Before you initiate a law suit of any kind, there are a number of factors you should consider:

  • What could they sue you back for? This is called a defendant’s claim.
  • Do you have a case and evidence to support it?
  • Are you within the limitations period?
  • Will the defendant file an assignment in bankruptcy?
  • Do they have real property you can attach?
  • Do they have personal property (assets) you can seize?
  • What kinds of income, contracts or receivables do they have?
  • What if you lose?

The links on your left will direct you to websites where you can determine in some cases who your debtor is, what your debtor owes and what they own. All of the above factors are important in determining  whether you should abandon part of a claim to bring it into the small claims limit or, whether you should even sue in the first place.


The defendant may file a defendant’s claim against you for two reasons. Firstly it may be a strategic maneuver to coerce you into discontinuing your claim. Secondly, the defendant may believe that you owe them money. If this is the case, the court will offset the defendant’s claim meaning subtract one judgment balance from the other to see what is left owing. As a plaintiff you need to ask yourself if you did everything you were supposed to do.


A civil claim is won or lost on the balance of probabilities. This is called the standard of proof. Essentially you need to prove your case 51% but if this is all you do, you will not likely win everything you sued for. You will also not likely be awarded pre-judgment interest or costs. To learn more about interest and costs go to the MORE ABOUT SMALL CLAIMS page.  Evidence can come in the form of documents, objects and oral testimony from you or your witnesses. Documents, professional opinions, objects, photographs and witnesses all carry more weight than your personal oral testimony. You need evidence to win.


The basic limitation period in Ontario is two years from when a reasonable person ought to have known that the cause of action has arisen. For a detailed analysis of your situation you need to look at the somewhat convoluted LIMITATIONS ACT.  This Provincial Statute does not bind the Federal Crown or other provinces. There are other overriding acts like the Municipal Act which reduces your period for personal injury to a matter of days. For debts, there is acknowledgment which has the effect of re-starting the limitation clock. There are potential penalties for filing a claim outside the limitations period and at the same time, there are many things that extend limitations. A judgment in Ontario is good forever and is a way of extending time to collect if you feel the debtors situation may change. For a lay person this can be a lot to digest and likely requires legal advice.

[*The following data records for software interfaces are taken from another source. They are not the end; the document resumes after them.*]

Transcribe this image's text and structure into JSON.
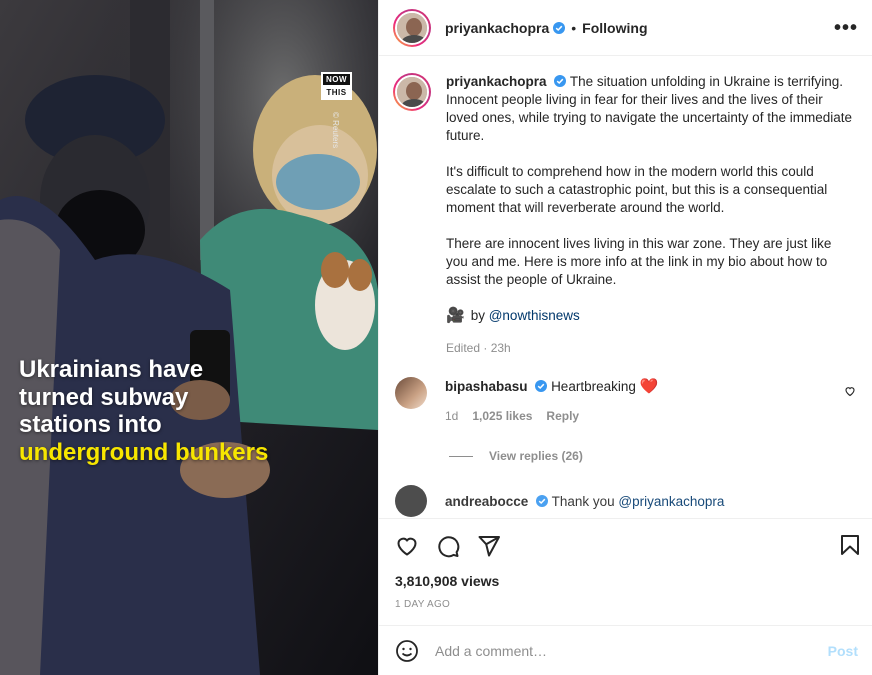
{
  "post": {
    "username": "priyankachopra",
    "following": "Following",
    "separator": "•",
    "more": "•••"
  },
  "media": {
    "brand_top": "NOW",
    "brand_bottom": "THIS",
    "credit": "© Reuters",
    "headline_line1": "Ukrainians have",
    "headline_line2": "turned subway",
    "headline_line3": "stations into",
    "headline_highlight": "underground bunkers"
  },
  "caption": {
    "username": "priyankachopra",
    "para1": "The situation unfolding in Ukraine is terrifying. Innocent people living in fear for their lives and the lives of their loved ones, while trying to navigate the uncertainty of the immediate future.",
    "para2": "It's difficult to comprehend how in the modern world this could escalate to such a catastrophic point, but this is a consequential moment that will reverberate around the world.",
    "para3": "There are innocent lives living in this war zone. They are just like you and me. Here is more info at the link in my bio about how to assist the people of Ukraine.",
    "by_prefix": "by",
    "by_link": "@nowthisnews",
    "edited": "Edited · 23h"
  },
  "comments": [
    {
      "username": "bipashabasu",
      "text": "Heartbreaking",
      "time": "1d",
      "likes": "1,025 likes",
      "reply": "Reply",
      "view_replies": "View replies (26)"
    },
    {
      "username": "andreabocce",
      "text": "Thank you",
      "mention": "@priyankachopra"
    }
  ],
  "stats": {
    "views": "3,810,908 views",
    "ago": "1 DAY AGO"
  },
  "comment_box": {
    "placeholder": "Add a comment…",
    "post_label": "Post"
  },
  "colors": {
    "link": "#00376b",
    "verified": "#3897f0",
    "highlight": "#f7e600",
    "post_disabled": "#b2dffc"
  }
}
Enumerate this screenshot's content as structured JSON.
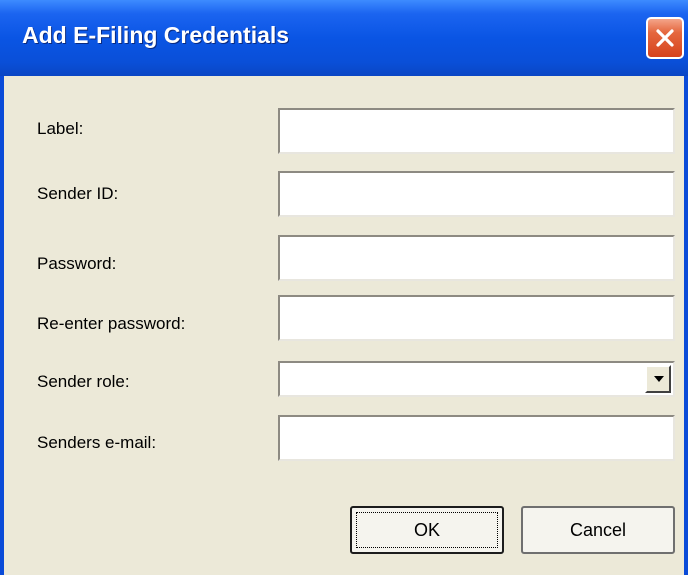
{
  "window": {
    "title": "Add E-Filing Credentials"
  },
  "form": {
    "label_label": "Label:",
    "label_value": "",
    "sender_id_label": "Sender ID:",
    "sender_id_value": "",
    "password_label": "Password:",
    "password_value": "",
    "reenter_password_label": "Re-enter password:",
    "reenter_password_value": "",
    "sender_role_label": "Sender role:",
    "sender_role_value": "",
    "senders_email_label": "Senders e-mail:",
    "senders_email_value": ""
  },
  "buttons": {
    "ok_label": "OK",
    "cancel_label": "Cancel"
  },
  "icons": {
    "close": "close-icon",
    "dropdown": "chevron-down-icon"
  },
  "colors": {
    "titlebar": "#0a55e4",
    "close_button": "#d6431d",
    "dialog_background": "#ece9d8"
  }
}
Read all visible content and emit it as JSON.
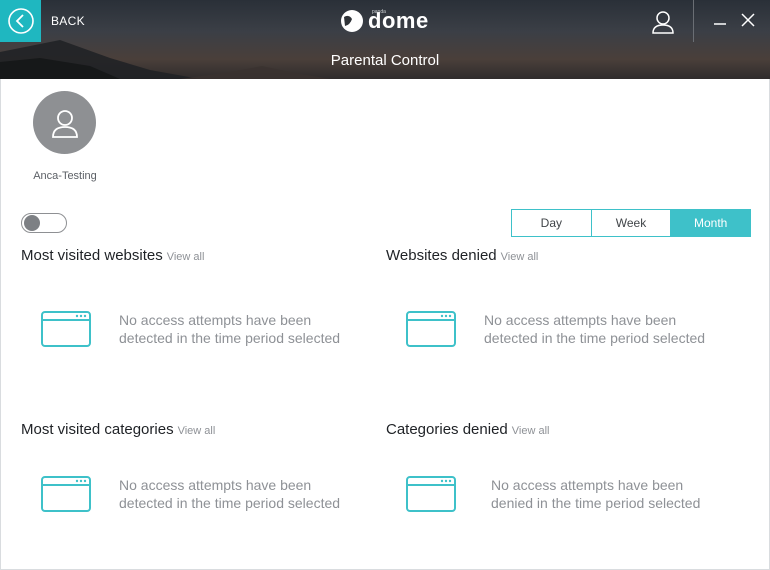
{
  "header": {
    "back_label": "BACK",
    "logo_text": "dome",
    "logo_small": "panda",
    "page_title": "Parental Control"
  },
  "profile": {
    "name": "Anca-Testing",
    "toggle_on": false
  },
  "period": {
    "options": [
      "Day",
      "Week",
      "Month"
    ],
    "selected": "Month"
  },
  "sections": {
    "most_visited_websites": {
      "title": "Most visited websites",
      "view_all": "View all",
      "empty_line1": "No access attempts have been",
      "empty_line2": "detected in the time period selected"
    },
    "websites_denied": {
      "title": "Websites denied",
      "view_all": "View all",
      "empty_line1": "No access attempts have been",
      "empty_line2": "detected in the time period selected"
    },
    "most_visited_categories": {
      "title": "Most visited categories",
      "view_all": "View all",
      "empty_line1": "No access attempts have been",
      "empty_line2": "detected in the time period selected"
    },
    "categories_denied": {
      "title": "Categories denied",
      "view_all": "View all",
      "empty_line1": "No access attempts have been",
      "empty_line2": "denied in the time period selected"
    }
  },
  "colors": {
    "accent": "#3ec1c9",
    "back_button": "#1fb7c0",
    "avatar": "#8e9093",
    "muted_text": "#8e9196"
  },
  "icons": {
    "back": "chevron-left-circle-icon",
    "user": "user-icon",
    "minimize": "minimize-icon",
    "close": "close-icon",
    "avatar": "person-icon",
    "empty_state": "browser-window-icon"
  }
}
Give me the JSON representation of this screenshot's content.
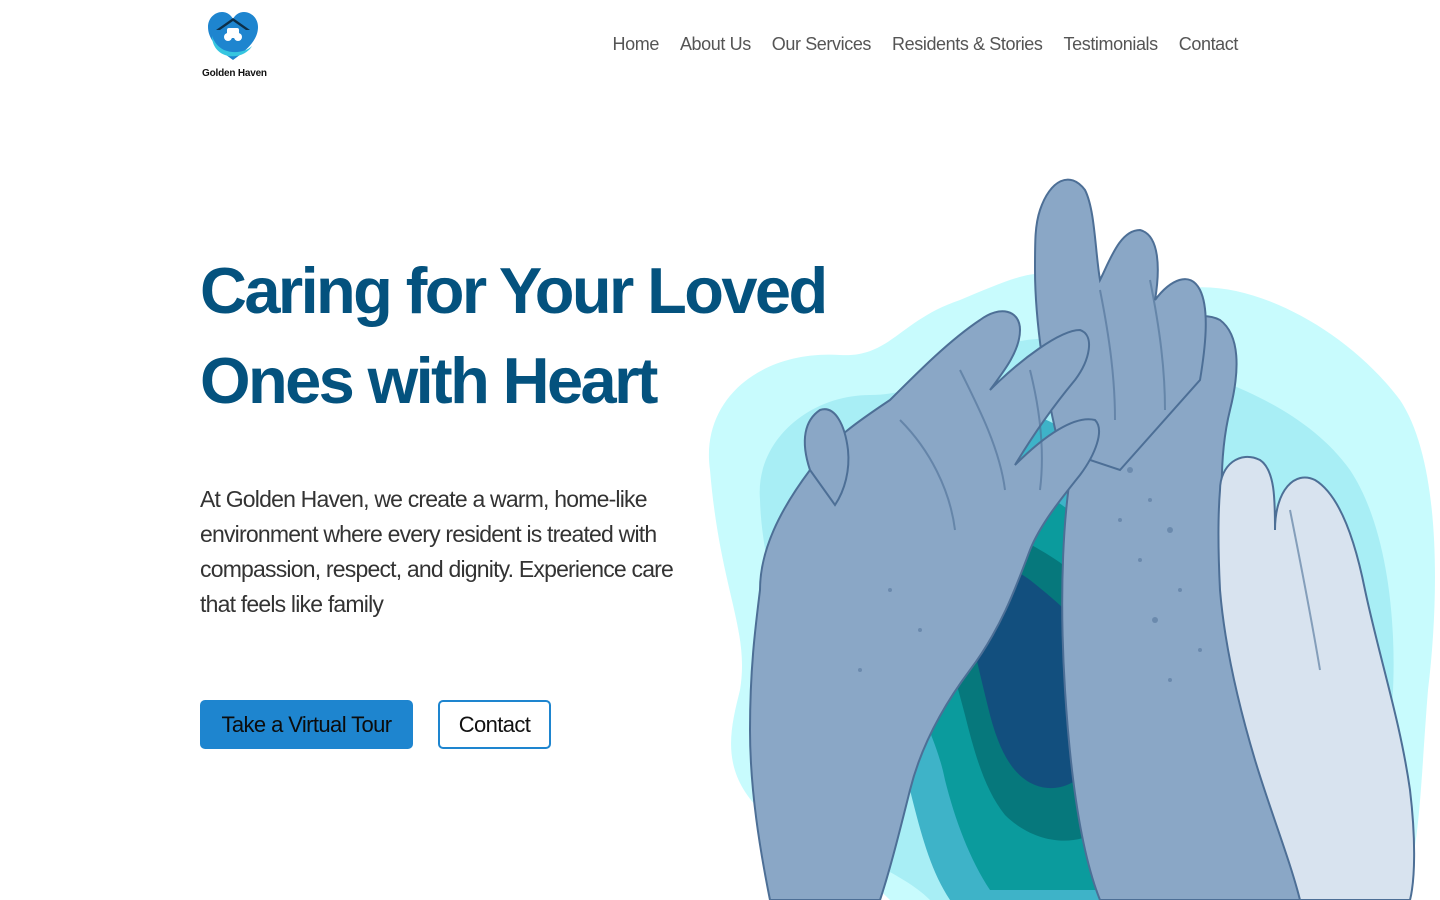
{
  "brand": {
    "name": "Golden Haven",
    "colors": {
      "primary": "#04527e",
      "accent": "#1e85cf",
      "aqua": "#c8fbfd",
      "teal": "#0b9b9d"
    }
  },
  "nav": {
    "items": [
      {
        "label": "Home"
      },
      {
        "label": "About Us"
      },
      {
        "label": "Our Services"
      },
      {
        "label": "Residents & Stories"
      },
      {
        "label": "Testimonials"
      },
      {
        "label": "Contact"
      }
    ]
  },
  "hero": {
    "title": "Caring for Your Loved Ones with Heart",
    "description": "At Golden Haven, we create a warm, home-like environment where every resident is treated with compassion, respect, and dignity. Experience care that feels like family",
    "primary_button": "Take a Virtual Tour",
    "secondary_button": "Contact",
    "image": {
      "icon": "joined-hands-illustration"
    }
  }
}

Your judgment does not give you any priority whatsoever in the scheme of distribution from the Trustee’s estate. Unless you are a secured creditor, you will be number 13 at the bottom of the list with all the other unsecured creditors. The legal fees you spent to get money into the courts will be number 10 in the scheme. Judgments for fraud, breach of trust, fines, restitution orders, family responsibility and more survive bankruptcy. In many cases, you can initiate a claim after discharge of the bankrupt and the trustee, if your debtor committed an act of fraud or breach of trust. This can be very complicated for a lay person and again requires some legal advice.


Determining assets is critical in assessing the probability of bankruptcy. It is also a litmus test of the probability of collecting your judgment. The search tools on the left are useful for investigative purposes in searching out what is owed and owned. If your debtor has no identifiable assets or income/revenue, then it will be difficult to collect. Read more on the COLLECT A JUDGMENT page.


The winner may or may not be awarded costs of up to 15% of the amount claimed. These costs may be for legal fees or any actual expenses for which the party has a receipt. If you are the plaintiff and you lose your claim, costs are the consequence. If you are the defendant and you lose, the judgment may appear on your credit file for six years after you pay (satisfy) the judgment including costs.